What to produce »
Print out each entry below exactly, please.

Data records »
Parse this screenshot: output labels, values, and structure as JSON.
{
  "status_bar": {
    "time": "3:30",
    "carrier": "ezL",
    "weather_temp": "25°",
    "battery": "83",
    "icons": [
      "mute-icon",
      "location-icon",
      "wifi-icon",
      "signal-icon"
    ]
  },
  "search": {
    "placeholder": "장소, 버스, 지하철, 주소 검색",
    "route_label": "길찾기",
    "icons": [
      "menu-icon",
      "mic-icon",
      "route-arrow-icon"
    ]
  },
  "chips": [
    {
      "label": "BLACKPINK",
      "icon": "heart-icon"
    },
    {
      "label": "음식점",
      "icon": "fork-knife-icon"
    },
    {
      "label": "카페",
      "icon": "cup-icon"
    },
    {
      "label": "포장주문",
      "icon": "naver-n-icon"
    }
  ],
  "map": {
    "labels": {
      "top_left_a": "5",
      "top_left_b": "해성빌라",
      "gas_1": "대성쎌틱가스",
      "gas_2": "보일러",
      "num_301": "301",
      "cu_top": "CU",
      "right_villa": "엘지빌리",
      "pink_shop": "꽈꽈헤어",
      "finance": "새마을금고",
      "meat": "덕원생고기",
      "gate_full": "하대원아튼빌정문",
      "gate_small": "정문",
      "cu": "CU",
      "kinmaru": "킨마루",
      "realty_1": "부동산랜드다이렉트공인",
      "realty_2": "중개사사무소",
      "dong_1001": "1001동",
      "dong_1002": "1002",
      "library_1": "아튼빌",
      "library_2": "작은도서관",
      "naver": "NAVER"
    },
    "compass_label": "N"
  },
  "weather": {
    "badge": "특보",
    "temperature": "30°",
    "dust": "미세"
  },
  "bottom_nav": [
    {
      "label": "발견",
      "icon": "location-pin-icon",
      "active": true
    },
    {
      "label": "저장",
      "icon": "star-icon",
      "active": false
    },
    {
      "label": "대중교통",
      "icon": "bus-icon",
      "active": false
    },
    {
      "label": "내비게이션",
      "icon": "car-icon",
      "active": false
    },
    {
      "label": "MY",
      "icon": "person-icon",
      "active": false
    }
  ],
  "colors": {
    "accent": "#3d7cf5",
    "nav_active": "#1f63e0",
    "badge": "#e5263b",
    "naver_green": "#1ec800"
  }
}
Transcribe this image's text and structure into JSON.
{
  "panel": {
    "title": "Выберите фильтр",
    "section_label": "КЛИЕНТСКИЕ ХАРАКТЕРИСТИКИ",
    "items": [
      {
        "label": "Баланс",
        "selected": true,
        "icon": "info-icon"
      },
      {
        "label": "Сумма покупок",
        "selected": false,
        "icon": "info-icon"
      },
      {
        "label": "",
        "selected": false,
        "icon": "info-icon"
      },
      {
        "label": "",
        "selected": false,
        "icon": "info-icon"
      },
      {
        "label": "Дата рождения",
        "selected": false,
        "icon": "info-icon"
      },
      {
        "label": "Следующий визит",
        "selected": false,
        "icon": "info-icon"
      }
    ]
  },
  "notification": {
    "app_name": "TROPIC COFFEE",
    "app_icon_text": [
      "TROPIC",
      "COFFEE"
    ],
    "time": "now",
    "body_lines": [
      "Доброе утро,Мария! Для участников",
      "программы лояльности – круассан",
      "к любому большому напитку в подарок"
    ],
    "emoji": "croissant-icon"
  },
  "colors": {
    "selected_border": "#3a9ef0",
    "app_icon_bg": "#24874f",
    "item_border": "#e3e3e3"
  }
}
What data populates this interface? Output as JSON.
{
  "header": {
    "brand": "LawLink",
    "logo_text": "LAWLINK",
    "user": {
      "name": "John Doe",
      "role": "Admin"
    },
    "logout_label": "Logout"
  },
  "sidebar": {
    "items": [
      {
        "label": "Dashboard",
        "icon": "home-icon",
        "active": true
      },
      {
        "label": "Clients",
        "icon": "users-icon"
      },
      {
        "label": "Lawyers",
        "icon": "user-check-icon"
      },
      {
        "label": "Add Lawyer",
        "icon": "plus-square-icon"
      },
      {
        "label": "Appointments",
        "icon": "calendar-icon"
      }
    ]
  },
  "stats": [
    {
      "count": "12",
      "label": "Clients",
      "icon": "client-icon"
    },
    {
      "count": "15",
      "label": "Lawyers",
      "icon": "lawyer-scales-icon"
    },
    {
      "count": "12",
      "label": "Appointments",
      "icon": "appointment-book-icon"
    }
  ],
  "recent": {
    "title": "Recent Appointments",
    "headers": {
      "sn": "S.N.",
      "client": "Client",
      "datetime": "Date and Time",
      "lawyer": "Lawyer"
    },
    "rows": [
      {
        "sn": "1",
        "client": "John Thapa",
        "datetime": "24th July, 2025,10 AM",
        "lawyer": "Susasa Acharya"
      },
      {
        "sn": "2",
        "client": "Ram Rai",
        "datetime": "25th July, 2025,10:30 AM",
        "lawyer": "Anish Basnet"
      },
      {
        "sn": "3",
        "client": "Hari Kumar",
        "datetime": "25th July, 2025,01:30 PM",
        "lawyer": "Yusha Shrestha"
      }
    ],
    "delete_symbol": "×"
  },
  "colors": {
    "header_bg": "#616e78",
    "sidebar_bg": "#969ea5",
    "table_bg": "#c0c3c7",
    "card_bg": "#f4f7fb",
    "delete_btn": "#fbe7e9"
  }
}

Expected answer »
Parse this screenshot: output labels, values, and structure as JSON.
{
  "status_bar": {
    "time": "3:30",
    "carrier": "ezL",
    "weather_temp": "25°",
    "battery": "83",
    "icons": [
      "mute-icon",
      "location-icon",
      "wifi-icon",
      "signal-icon"
    ]
  },
  "search": {
    "placeholder": "장소, 버스, 지하철, 주소 검색",
    "route_label": "길찾기",
    "icons": [
      "menu-icon",
      "mic-icon",
      "route-arrow-icon"
    ]
  },
  "chips": [
    {
      "label": "BLACKPINK",
      "icon": "heart-icon"
    },
    {
      "label": "음식점",
      "icon": "fork-knife-icon"
    },
    {
      "label": "카페",
      "icon": "cup-icon"
    },
    {
      "label": "포장주문",
      "icon": "naver-n-icon"
    }
  ],
  "map": {
    "labels": {
      "top_left_a": "5",
      "top_left_b": "해성빌라",
      "gas_1": "대성쎌틱가스",
      "gas_2": "보일러",
      "num_301": "301",
      "cu_top": "CU",
      "right_villa": "엘지빌리",
      "pink_shop": "꽈꽈헤어",
      "finance": "새마을금고",
      "meat": "덕원생고기",
      "gate_full": "하대원아튼빌정문",
      "gate_small": "정문",
      "cu": "CU",
      "kinmaru": "킨마루",
      "realty_1": "부동산랜드다이렉트공인",
      "realty_2": "중개사사무소",
      "dong_1001": "1001동",
      "dong_1002": "1002",
      "library_1": "아튼빌",
      "library_2": "작은도서관",
      "naver": "NAVER"
    },
    "compass_label": "N"
  },
  "weather": {
    "badge": "특보",
    "temperature": "30°",
    "dust": "미세"
  },
  "bottom_nav": [
    {
      "label": "발견",
      "icon": "location-pin-icon",
      "active": true
    },
    {
      "label": "저장",
      "icon": "star-icon",
      "active": false
    },
    {
      "label": "대중교통",
      "icon": "bus-icon",
      "active": false
    },
    {
      "label": "내비게이션",
      "icon": "car-icon",
      "active": false
    },
    {
      "label": "MY",
      "icon": "person-icon",
      "active": false
    }
  ],
  "colors": {
    "accent": "#3d7cf5",
    "nav_active": "#1f63e0",
    "badge": "#e5263b",
    "naver_green": "#1ec800"
  }
}
Transcribe this image's text and structure into JSON.
{
  "panel": {
    "title": "Выберите фильтр",
    "section_label": "КЛИЕНТСКИЕ ХАРАКТЕРИСТИКИ",
    "items": [
      {
        "label": "Баланс",
        "selected": true,
        "icon": "info-icon"
      },
      {
        "label": "Сумма покупок",
        "selected": false,
        "icon": "info-icon"
      },
      {
        "label": "",
        "selected": false,
        "icon": "info-icon"
      },
      {
        "label": "",
        "selected": false,
        "icon": "info-icon"
      },
      {
        "label": "Дата рождения",
        "selected": false,
        "icon": "info-icon"
      },
      {
        "label": "Следующий визит",
        "selected": false,
        "icon": "info-icon"
      }
    ]
  },
  "notification": {
    "app_name": "TROPIC COFFEE",
    "app_icon_text": [
      "TROPIC",
      "COFFEE"
    ],
    "time": "now",
    "body_lines": [
      "Доброе утро,Мария! Для участников",
      "программы лояльности – круассан",
      "к любому большому напитку в подарок"
    ],
    "emoji": "croissant-icon"
  },
  "colors": {
    "selected_border": "#3a9ef0",
    "app_icon_bg": "#24874f",
    "item_border": "#e3e3e3"
  }
}
What data populates this interface? Output as JSON.
{
  "header": {
    "brand": "LawLink",
    "logo_text": "LAWLINK",
    "user": {
      "name": "John Doe",
      "role": "Admin"
    },
    "logout_label": "Logout"
  },
  "sidebar": {
    "items": [
      {
        "label": "Dashboard",
        "icon": "home-icon",
        "active": true
      },
      {
        "label": "Clients",
        "icon": "users-icon"
      },
      {
        "label": "Lawyers",
        "icon": "user-check-icon"
      },
      {
        "label": "Add Lawyer",
        "icon": "plus-square-icon"
      },
      {
        "label": "Appointments",
        "icon": "calendar-icon"
      }
    ]
  },
  "stats": [
    {
      "count": "12",
      "label": "Clients",
      "icon": "client-icon"
    },
    {
      "count": "15",
      "label": "Lawyers",
      "icon": "lawyer-scales-icon"
    },
    {
      "count": "12",
      "label": "Appointments",
      "icon": "appointment-book-icon"
    }
  ],
  "recent": {
    "title": "Recent Appointments",
    "headers": {
      "sn": "S.N.",
      "client": "Client",
      "datetime": "Date and Time",
      "lawyer": "Lawyer"
    },
    "rows": [
      {
        "sn": "1",
        "client": "John Thapa",
        "datetime": "24th July, 2025,10 AM",
        "lawyer": "Susasa Acharya"
      },
      {
        "sn": "2",
        "client": "Ram Rai",
        "datetime": "25th July, 2025,10:30 AM",
        "lawyer": "Anish Basnet"
      },
      {
        "sn": "3",
        "client": "Hari Kumar",
        "datetime": "25th July, 2025,01:30 PM",
        "lawyer": "Yusha Shrestha"
      }
    ],
    "delete_symbol": "×"
  },
  "colors": {
    "header_bg": "#616e78",
    "sidebar_bg": "#969ea5",
    "table_bg": "#c0c3c7",
    "card_bg": "#f4f7fb",
    "delete_btn": "#fbe7e9"
  }
}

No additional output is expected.